AbstractIn contrast to the traditional metal hydrides, in which hydrogen storage involves the reversible hydrogen entering/exiting
of the host hydride lattice, LiBH4 releases hydrogen via decomposition that produces segregated LiH and amorphous B phases.
This is obviously the reason why lithium borohydride applications in fuel cells so far meet only one requirement – high hydrogen storage
capacity.

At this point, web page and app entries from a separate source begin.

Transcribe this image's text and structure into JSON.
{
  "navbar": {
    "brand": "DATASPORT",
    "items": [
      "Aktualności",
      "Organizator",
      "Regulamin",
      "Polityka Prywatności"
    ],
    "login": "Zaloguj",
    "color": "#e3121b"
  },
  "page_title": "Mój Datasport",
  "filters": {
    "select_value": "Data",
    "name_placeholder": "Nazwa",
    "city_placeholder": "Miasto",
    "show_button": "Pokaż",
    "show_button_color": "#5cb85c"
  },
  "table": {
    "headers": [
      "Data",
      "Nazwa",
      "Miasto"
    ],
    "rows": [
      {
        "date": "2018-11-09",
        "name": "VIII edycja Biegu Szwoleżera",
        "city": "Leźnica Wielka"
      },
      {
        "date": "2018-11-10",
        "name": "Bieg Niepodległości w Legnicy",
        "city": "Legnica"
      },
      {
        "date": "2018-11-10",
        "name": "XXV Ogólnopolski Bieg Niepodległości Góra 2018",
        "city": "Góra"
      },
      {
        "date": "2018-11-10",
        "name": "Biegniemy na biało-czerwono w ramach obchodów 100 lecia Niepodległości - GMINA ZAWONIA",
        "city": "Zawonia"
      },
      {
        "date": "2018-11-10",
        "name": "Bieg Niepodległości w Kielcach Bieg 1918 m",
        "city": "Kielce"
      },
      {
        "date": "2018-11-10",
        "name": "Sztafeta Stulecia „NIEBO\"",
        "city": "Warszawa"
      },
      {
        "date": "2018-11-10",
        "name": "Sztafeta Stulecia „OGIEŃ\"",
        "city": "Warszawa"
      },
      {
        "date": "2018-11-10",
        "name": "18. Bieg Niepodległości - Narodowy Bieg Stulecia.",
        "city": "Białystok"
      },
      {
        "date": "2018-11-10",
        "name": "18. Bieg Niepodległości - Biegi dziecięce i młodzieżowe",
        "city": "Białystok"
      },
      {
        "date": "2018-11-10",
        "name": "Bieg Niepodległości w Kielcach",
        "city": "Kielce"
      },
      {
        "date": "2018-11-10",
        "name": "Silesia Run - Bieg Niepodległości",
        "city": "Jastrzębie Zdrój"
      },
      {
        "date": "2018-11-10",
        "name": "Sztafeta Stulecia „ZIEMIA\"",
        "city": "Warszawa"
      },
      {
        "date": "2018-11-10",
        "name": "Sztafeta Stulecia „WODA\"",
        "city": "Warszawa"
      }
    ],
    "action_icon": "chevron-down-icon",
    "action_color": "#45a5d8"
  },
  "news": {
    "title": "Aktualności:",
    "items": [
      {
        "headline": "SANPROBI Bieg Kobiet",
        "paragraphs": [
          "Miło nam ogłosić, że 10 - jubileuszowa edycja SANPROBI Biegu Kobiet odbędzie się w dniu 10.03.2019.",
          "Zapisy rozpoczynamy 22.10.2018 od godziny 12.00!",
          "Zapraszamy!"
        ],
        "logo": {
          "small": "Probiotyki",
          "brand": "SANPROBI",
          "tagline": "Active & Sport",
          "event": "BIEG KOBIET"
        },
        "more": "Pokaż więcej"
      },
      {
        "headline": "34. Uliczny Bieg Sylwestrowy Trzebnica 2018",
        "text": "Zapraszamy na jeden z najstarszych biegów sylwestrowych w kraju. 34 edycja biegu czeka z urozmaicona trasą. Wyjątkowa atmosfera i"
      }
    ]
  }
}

Nevertheless, its thermodynamics and kinetics studies are very active today and efficient ways to meet fuel cell
requirements might be done through lowering the temperature for hydrogenation/dehydrogenation and suitable catalyst.

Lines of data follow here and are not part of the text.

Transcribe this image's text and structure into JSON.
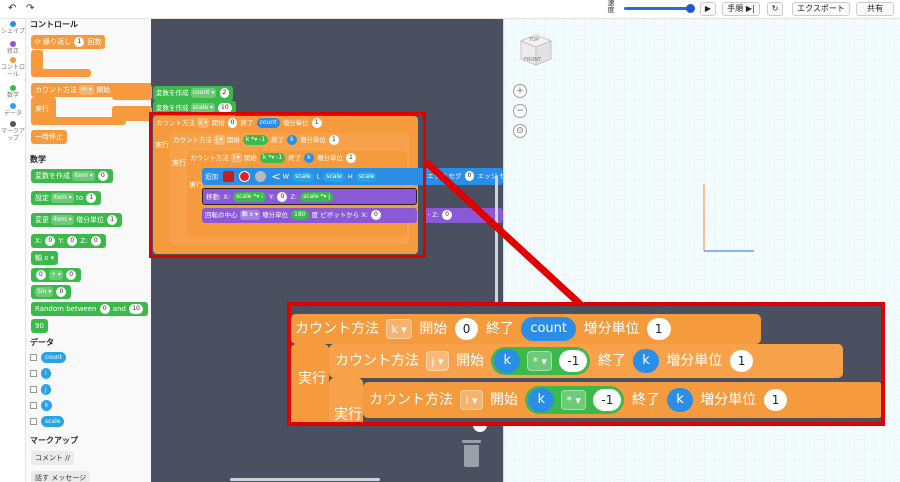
{
  "topbar": {
    "speed_label": "速度",
    "step_label": "手順",
    "export_label": "エクスポート",
    "share_label": "共有"
  },
  "categories": [
    {
      "label": "シェイプ",
      "color": "#2a8de6"
    },
    {
      "label": "修正",
      "color": "#8a5ad6"
    },
    {
      "label": "コントロール",
      "color": "#f59a3d"
    },
    {
      "label": "数学",
      "color": "#3cb94b"
    },
    {
      "label": "データ",
      "color": "#2aa3e6"
    },
    {
      "label": "マークアップ",
      "color": "#555555"
    }
  ],
  "palette": {
    "control_heading": "コントロール",
    "repeat_label": "繰り返し",
    "repeat_count": "1",
    "repeat_unit": "回数",
    "count_label": "カウント方法",
    "count_var": "m",
    "start_label": "開始",
    "start_value": "1",
    "end_label": "終了",
    "do_label": "実行",
    "pause_label": "一時停止",
    "math_heading": "数学",
    "create_var_label": "変数を作成",
    "create_var_name": "item",
    "create_var_value": "0",
    "set_label": "設定",
    "set_var": "item",
    "set_to": "to",
    "set_value": "1",
    "change_label": "変更",
    "change_var": "item",
    "change_step": "増分単位",
    "change_value": "1",
    "xyz_x": "0",
    "xyz_y": "0",
    "xyz_z": "0",
    "axis_label": "軸 x",
    "op_a": "0",
    "op_symbol": "+",
    "op_b": "0",
    "sin_label": "Sin",
    "sin_value": "0",
    "random_label": "Random between",
    "random_a": "0",
    "random_and": "and",
    "random_b": "10",
    "pi_label": "90",
    "data_heading": "データ",
    "vars": [
      "count",
      "i",
      "j",
      "k",
      "scale"
    ],
    "markup_heading": "マークアップ",
    "comment_label": "コメント //",
    "msg_label": "メッセージ",
    "msg_prefix": "話す"
  },
  "workspace": {
    "var1_label": "変数を作成",
    "var1_name": "count",
    "var1_value": "2",
    "var2_label": "変数を作成",
    "var2_name": "scale",
    "var2_value": "10",
    "loop1": {
      "label": "カウント方法",
      "var": "k",
      "start_label": "開始",
      "start": "0",
      "end_label": "終了",
      "end": "count",
      "step_label": "増分単位",
      "step": "1"
    },
    "loop2": {
      "label": "カウント方法",
      "var": "j",
      "start_label": "開始",
      "start_var": "k",
      "op": "*",
      "start_num": "-1",
      "end_label": "終了",
      "end": "k",
      "step_label": "増分単位",
      "step": "1"
    },
    "loop3": {
      "label": "カウント方法",
      "var": "i",
      "start_label": "開始",
      "start_var": "k",
      "op": "*",
      "start_num": "-1",
      "end_label": "終了",
      "end": "k",
      "step_label": "増分単位",
      "step": "1"
    },
    "do_label": "実行",
    "add_label": "追加",
    "w_label": "W",
    "l_label": "L",
    "h_label": "H",
    "scale_var": "scale",
    "edge_value": "0",
    "edge_label": "エッジ セグ",
    "move_label": "移動",
    "x_label": "X:",
    "y_label": "Y:",
    "z_label": "Z:",
    "move_i": "i",
    "move_y": "0",
    "move_j": "j",
    "rotate_label": "回転の中心",
    "rotate_axis": "軸 x",
    "rotate_step": "増分単位",
    "rotate_value": "180",
    "rotate_deg": "度",
    "pivot_label": "ピボットから",
    "pivot_x": "0",
    "pivot_z": "0"
  },
  "view3d": {
    "cube_top": "TOP",
    "cube_front": "FRONT",
    "zoom_in": "+",
    "zoom_out": "−",
    "fit": "⊙"
  },
  "zoom_callout": {
    "loop1": {
      "label": "カウント方法",
      "var": "k",
      "start_label": "開始",
      "start": "0",
      "end_label": "終了",
      "end": "count",
      "step_label": "増分単位",
      "step": "1"
    },
    "do_label": "実行",
    "loop2": {
      "label": "カウント方法",
      "var": "j",
      "start_label": "開始",
      "start_var": "k",
      "op": "*",
      "start_num": "-1",
      "end_label": "終了",
      "end": "k",
      "step_label": "増分単位",
      "step": "1"
    },
    "loop3": {
      "label": "カウント方法",
      "var": "i",
      "start_label": "開始",
      "start_var": "k",
      "op": "*",
      "start_num": "-1",
      "end_label": "終了",
      "end": "k",
      "step_label": "増分単位",
      "step": "1"
    }
  }
}
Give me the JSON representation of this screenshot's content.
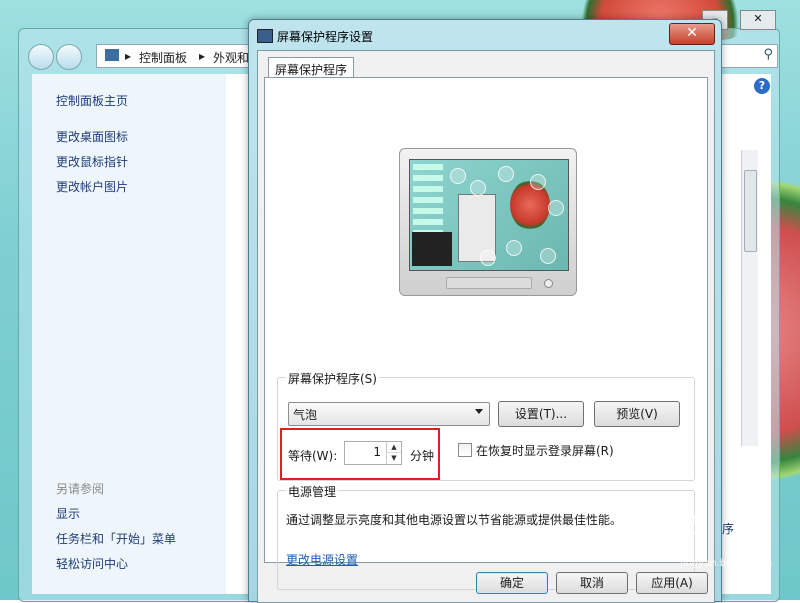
{
  "control_panel": {
    "breadcrumb": [
      "控制面板",
      "外观和"
    ],
    "left_links": [
      "控制面板主页",
      "更改桌面图标",
      "更改鼠标指针",
      "更改帐户图片"
    ],
    "see_also_title": "另请参阅",
    "see_also_links": [
      "显示",
      "任务栏和「开始」菜单",
      "轻松访问中心"
    ],
    "right_partial_link": "序"
  },
  "dialog": {
    "title": "屏幕保护程序设置",
    "close_glyph": "✕",
    "tab": "屏幕保护程序",
    "screensaver_group": {
      "legend": "屏幕保护程序(S)",
      "selected": "气泡",
      "settings_button": "设置(T)...",
      "preview_button": "预览(V)",
      "wait_label": "等待(W):",
      "wait_value": "1",
      "wait_unit": "分钟",
      "resume_checkbox_label": "在恢复时显示登录屏幕(R)",
      "resume_checked": false
    },
    "power_group": {
      "legend": "电源管理",
      "description": "通过调整显示亮度和其他电源设置以节省能源或提供最佳性能。",
      "link": "更改电源设置"
    },
    "footer": {
      "ok": "确定",
      "cancel": "取消",
      "apply": "应用(A)"
    }
  },
  "watermark": {
    "brand": "Bai 经验",
    "url": "jingyan.baidu.com"
  },
  "colors": {
    "highlight_box": "#e02020",
    "link": "#1e5cb3",
    "close_button": "#c4402a"
  }
}
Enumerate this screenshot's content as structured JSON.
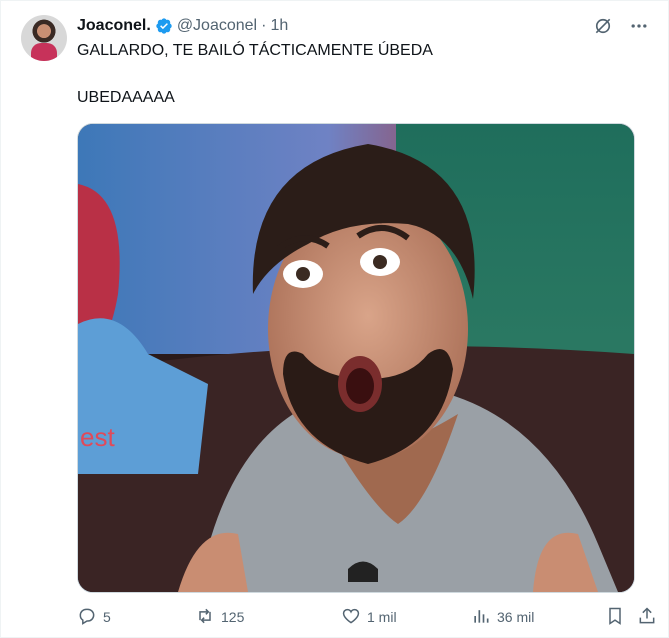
{
  "tweet": {
    "display_name": "Joaconel.",
    "handle": "@Joaconel",
    "separator": "·",
    "time": "1h",
    "text_line1": "GALLARDO, TE BAILÓ TÁCTICAMENTE ÚBEDA",
    "text_line2": "UBEDAAAAA",
    "media_overlay_text": "est"
  },
  "actions": {
    "replies": "5",
    "reposts": "125",
    "likes": "1 mil",
    "views": "36 mil"
  },
  "icons": {
    "verified": "verified-badge-icon",
    "grok": "grok-icon",
    "more": "more-icon",
    "reply": "reply-icon",
    "repost": "repost-icon",
    "like": "heart-icon",
    "views": "views-chart-icon",
    "bookmark": "bookmark-icon",
    "share": "share-icon"
  },
  "colors": {
    "verified": "#1d9bf0",
    "secondary_text": "#536471",
    "primary_text": "#0f1419"
  }
}
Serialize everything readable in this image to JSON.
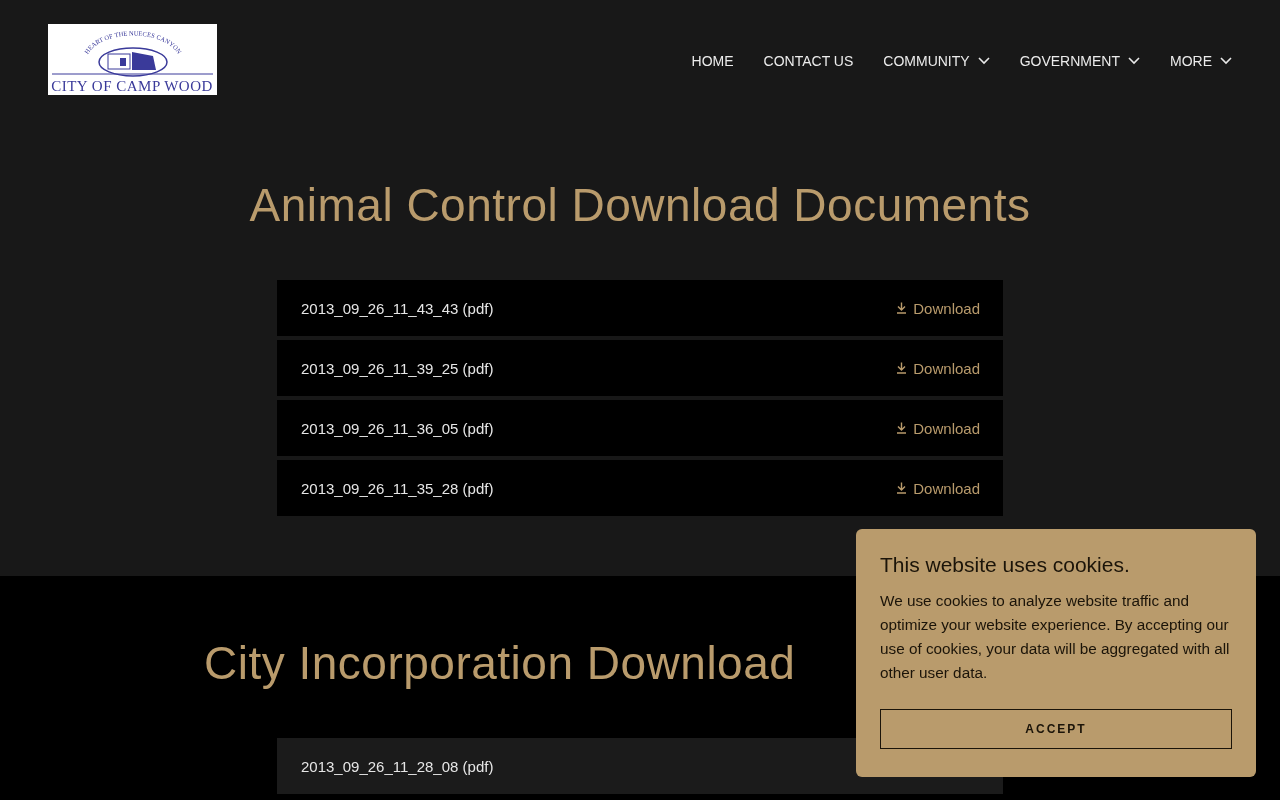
{
  "logo": {
    "motto": "HEART OF THE NUECES CANYON",
    "name": "CITY OF CAMP WOOD"
  },
  "nav": [
    {
      "label": "HOME",
      "dropdown": false
    },
    {
      "label": "CONTACT US",
      "dropdown": false
    },
    {
      "label": "COMMUNITY",
      "dropdown": true
    },
    {
      "label": "GOVERNMENT",
      "dropdown": true
    },
    {
      "label": "MORE",
      "dropdown": true
    }
  ],
  "sections": [
    {
      "title": "Animal Control Download Documents",
      "rows": [
        {
          "name": "2013_09_26_11_43_43",
          "type": "(pdf)",
          "action": "Download"
        },
        {
          "name": "2013_09_26_11_39_25",
          "type": "(pdf)",
          "action": "Download"
        },
        {
          "name": "2013_09_26_11_36_05",
          "type": "(pdf)",
          "action": "Download"
        },
        {
          "name": "2013_09_26_11_35_28",
          "type": "(pdf)",
          "action": "Download"
        }
      ]
    },
    {
      "title": "City Incorporation Download",
      "rows": [
        {
          "name": "2013_09_26_11_28_08",
          "type": "(pdf)"
        }
      ]
    }
  ],
  "cookie_banner": {
    "title": "This website uses cookies.",
    "text": "We use cookies to analyze website traffic and optimize your website experience. By accepting our use of cookies, your data will be aggregated with all other user data.",
    "button": "ACCEPT"
  }
}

Some improvements are expected to enable LiBH4 to be used in on-board hydrogen storage.